Work required: Please reproduce the data in its entirety, word for word.

Records contained in a dataset

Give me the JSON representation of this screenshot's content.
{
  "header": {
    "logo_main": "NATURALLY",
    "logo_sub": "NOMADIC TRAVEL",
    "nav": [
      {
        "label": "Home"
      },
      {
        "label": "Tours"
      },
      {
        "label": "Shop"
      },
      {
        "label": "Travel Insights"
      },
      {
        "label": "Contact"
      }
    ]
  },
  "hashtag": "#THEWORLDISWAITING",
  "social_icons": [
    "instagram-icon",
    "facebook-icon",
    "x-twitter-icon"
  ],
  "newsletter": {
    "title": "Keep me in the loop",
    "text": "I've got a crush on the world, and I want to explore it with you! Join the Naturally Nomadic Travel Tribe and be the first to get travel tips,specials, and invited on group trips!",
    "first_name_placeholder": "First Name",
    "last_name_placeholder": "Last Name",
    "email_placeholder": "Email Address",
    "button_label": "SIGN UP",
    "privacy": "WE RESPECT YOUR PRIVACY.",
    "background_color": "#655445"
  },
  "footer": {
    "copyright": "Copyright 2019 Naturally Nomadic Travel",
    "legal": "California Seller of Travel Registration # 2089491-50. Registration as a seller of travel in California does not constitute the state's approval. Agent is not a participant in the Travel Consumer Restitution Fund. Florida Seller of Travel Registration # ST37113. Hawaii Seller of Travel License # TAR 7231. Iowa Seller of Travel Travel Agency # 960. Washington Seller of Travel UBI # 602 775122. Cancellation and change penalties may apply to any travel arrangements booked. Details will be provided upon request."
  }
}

Written response:
Give me the JSON representation of this screenshot's content.
{
  "header": {
    "logo_main": "NATURALLY",
    "logo_sub": "NOMADIC TRAVEL",
    "nav": [
      {
        "label": "Home"
      },
      {
        "label": "Tours"
      },
      {
        "label": "Shop"
      },
      {
        "label": "Travel Insights"
      },
      {
        "label": "Contact"
      }
    ]
  },
  "hashtag": "#THEWORLDISWAITING",
  "social_icons": [
    "instagram-icon",
    "facebook-icon",
    "x-twitter-icon"
  ],
  "newsletter": {
    "title": "Keep me in the loop",
    "text": "I've got a crush on the world, and I want to explore it with you! Join the Naturally Nomadic Travel Tribe and be the first to get travel tips,specials, and invited on group trips!",
    "first_name_placeholder": "First Name",
    "last_name_placeholder": "Last Name",
    "email_placeholder": "Email Address",
    "button_label": "SIGN UP",
    "privacy": "WE RESPECT YOUR PRIVACY.",
    "background_color": "#655445"
  },
  "footer": {
    "copyright": "Copyright 2019 Naturally Nomadic Travel",
    "legal": "California Seller of Travel Registration # 2089491-50. Registration as a seller of travel in California does not constitute the state's approval. Agent is not a participant in the Travel Consumer Restitution Fund. Florida Seller of Travel Registration # ST37113. Hawaii Seller of Travel License # TAR 7231. Iowa Seller of Travel Travel Agency # 960. Washington Seller of Travel UBI # 602 775122. Cancellation and change penalties may apply to any travel arrangements booked. Details will be provided upon request."
  }
}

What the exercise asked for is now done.